For fun, Geronimo enjoys soccer, playing with marbles and hide-and-seek. He attends Bible class regularly and is in primary school where his performance is average.
Because of your sponsorship, Geronimo will have new opportunities to learn and grow physically, mentally, and spiritually. Thank you for your concern and prayers.
Geronimo lives on the plains of Buenavista, home to approximately 20,800 residents. Typical houses are constructed of cement floors, wood walls and zinc roofs. The regional diet consists of chicken, fish, bread, cassava, plantains and rice.
Common health problems in this area include the flu, dengue fever and malnutrition. Most adults in Buenavista work as day laborers and earn the equivalent of $83 per month. This community needs paved streets, clean drinking water, stable employment opportunities, food, recreation centers and suitable housing.
Your sponsorship allows the staff of C.D.I. Plenitud to provide Geronimo with Bible teaching, nutritious snacks, vaccinations, dental treatment, values education, tutoring and life skills training. In addition, reading, language and math classes are available for non-schooled children. The center staff will also provide vocational courses for the parents or guardians of Geronimo.
Surrounded by the Andes Mountains, Colombia's terrain ranges from the cooler highlands to the tropical coast along the Caribbean Sea and Pacific Ocean. Vast stretches of lowlands east of the mountains are thinly populated and only partially explored.
Two of Colombia's main exports are coffee and oil, though drug trafficking is a serious problem.

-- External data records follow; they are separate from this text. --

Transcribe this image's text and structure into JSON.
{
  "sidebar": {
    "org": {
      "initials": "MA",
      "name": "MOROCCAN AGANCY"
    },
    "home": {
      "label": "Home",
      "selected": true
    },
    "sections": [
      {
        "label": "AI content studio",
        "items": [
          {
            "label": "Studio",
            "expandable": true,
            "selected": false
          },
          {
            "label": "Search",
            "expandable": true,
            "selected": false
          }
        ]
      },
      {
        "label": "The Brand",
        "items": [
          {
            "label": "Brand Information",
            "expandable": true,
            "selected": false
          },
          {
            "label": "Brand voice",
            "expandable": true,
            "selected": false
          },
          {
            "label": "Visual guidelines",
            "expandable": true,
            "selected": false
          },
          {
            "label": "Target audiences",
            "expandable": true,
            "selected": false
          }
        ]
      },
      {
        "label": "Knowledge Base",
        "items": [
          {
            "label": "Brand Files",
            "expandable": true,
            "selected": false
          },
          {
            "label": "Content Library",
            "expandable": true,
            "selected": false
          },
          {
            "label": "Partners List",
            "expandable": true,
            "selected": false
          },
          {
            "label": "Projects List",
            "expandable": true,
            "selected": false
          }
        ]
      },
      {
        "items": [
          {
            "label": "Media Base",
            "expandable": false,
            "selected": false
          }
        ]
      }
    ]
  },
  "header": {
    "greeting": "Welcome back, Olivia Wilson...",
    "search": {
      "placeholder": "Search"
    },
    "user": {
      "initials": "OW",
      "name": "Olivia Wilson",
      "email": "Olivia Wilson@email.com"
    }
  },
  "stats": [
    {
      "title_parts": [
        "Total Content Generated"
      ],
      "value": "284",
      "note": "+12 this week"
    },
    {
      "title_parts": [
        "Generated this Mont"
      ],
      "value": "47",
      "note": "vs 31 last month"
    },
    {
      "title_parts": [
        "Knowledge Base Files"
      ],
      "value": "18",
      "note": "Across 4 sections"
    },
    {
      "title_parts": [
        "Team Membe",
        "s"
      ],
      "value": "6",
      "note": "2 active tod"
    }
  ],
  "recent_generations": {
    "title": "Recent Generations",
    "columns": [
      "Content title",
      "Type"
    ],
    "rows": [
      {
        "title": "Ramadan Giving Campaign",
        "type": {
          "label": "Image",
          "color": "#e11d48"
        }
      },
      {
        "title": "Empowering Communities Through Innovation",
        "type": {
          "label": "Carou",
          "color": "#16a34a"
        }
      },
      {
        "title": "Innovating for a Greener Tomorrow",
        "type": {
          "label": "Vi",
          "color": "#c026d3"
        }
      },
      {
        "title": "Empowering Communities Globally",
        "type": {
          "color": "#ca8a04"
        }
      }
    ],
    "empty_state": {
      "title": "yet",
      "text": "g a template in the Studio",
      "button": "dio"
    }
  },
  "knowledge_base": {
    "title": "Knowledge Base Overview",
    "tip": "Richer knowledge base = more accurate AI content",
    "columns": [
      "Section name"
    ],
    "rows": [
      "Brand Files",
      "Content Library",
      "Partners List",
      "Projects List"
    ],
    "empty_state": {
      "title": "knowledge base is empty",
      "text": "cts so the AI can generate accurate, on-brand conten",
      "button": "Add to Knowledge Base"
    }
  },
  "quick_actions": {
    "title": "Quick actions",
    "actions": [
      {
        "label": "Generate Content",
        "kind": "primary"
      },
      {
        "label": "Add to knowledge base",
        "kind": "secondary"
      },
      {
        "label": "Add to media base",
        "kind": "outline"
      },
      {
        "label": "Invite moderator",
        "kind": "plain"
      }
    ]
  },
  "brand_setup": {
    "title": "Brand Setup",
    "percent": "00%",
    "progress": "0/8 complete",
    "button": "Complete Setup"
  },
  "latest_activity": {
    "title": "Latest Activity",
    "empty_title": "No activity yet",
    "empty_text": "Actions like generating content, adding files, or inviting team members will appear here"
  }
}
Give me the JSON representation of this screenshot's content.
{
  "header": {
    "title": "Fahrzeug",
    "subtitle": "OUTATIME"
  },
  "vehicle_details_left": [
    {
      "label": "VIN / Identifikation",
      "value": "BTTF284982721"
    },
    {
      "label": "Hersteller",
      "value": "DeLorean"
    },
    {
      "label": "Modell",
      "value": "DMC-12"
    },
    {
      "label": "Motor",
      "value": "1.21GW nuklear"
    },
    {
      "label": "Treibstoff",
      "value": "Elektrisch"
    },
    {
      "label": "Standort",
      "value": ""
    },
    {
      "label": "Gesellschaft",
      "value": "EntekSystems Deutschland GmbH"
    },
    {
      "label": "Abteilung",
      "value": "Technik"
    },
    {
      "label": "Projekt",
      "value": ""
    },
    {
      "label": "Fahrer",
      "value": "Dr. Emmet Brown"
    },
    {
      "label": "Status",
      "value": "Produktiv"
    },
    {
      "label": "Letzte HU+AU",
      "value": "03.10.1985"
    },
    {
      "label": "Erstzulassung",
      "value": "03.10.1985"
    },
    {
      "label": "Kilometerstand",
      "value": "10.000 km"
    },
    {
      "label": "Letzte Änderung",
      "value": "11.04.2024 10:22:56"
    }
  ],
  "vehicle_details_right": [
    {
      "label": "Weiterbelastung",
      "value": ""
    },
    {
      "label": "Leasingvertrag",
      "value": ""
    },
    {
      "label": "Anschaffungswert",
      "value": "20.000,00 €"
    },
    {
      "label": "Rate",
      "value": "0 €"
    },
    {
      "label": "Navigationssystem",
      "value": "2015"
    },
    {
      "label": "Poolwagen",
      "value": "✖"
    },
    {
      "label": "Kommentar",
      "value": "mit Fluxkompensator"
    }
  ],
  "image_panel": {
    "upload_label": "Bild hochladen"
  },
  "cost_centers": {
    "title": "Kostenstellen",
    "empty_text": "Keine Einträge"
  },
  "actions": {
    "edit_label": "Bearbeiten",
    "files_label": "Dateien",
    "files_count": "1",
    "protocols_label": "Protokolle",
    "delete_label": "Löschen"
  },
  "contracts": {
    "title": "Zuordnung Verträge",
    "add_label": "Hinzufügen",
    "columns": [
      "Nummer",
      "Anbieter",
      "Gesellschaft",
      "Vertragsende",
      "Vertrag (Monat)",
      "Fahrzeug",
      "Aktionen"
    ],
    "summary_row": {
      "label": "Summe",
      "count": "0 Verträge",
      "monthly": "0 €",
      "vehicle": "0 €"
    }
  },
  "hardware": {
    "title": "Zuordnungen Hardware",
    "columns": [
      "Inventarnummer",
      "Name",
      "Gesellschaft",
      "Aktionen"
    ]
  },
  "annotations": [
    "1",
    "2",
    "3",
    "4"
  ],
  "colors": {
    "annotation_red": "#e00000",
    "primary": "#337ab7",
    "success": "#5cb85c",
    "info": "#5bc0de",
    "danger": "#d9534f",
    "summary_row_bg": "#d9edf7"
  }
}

About 73 percent of the population is urban, and most Colombians are Catholic. The racial makeup includes mestizos (Spanish and Native American), Europeans, those of black and white ancestry, and those of black and Native American ancestry. Spanish is the official language. Compassion works in Colombia's most populated northern regions.
Since its liberation from Spain in the early 19th century, Colombia has violently struggled to find its identity. In 1886, Colombia established its first constitution, which was modified and updated in 1991. The document established the basic present-day government structure consolidating the central government, ending rivalries among political factions, and creating the oldest democracy in Latin America. Yet peaceful coexistence among the multiethnic and multiparty groups in this country remains elusive. Despite a growing sense of confidence in the economy helped in part by a free trade agreement with the United States, Colombia resides in a perpetual state of political and social turmoil. Warring factions have battled for control since independence. Thousands of political figures have been massacred, and paramilitary groups that formed have installed a legacy of terrorism that ravages the country today. The National Front brought a measure of stability in the 1960s, but for all the gains made, Colombia is still plagued by political corruption, drug wars, guerrilla activity and terrorist violence.
Map of Colombia
Child's Location: Southeast of Montería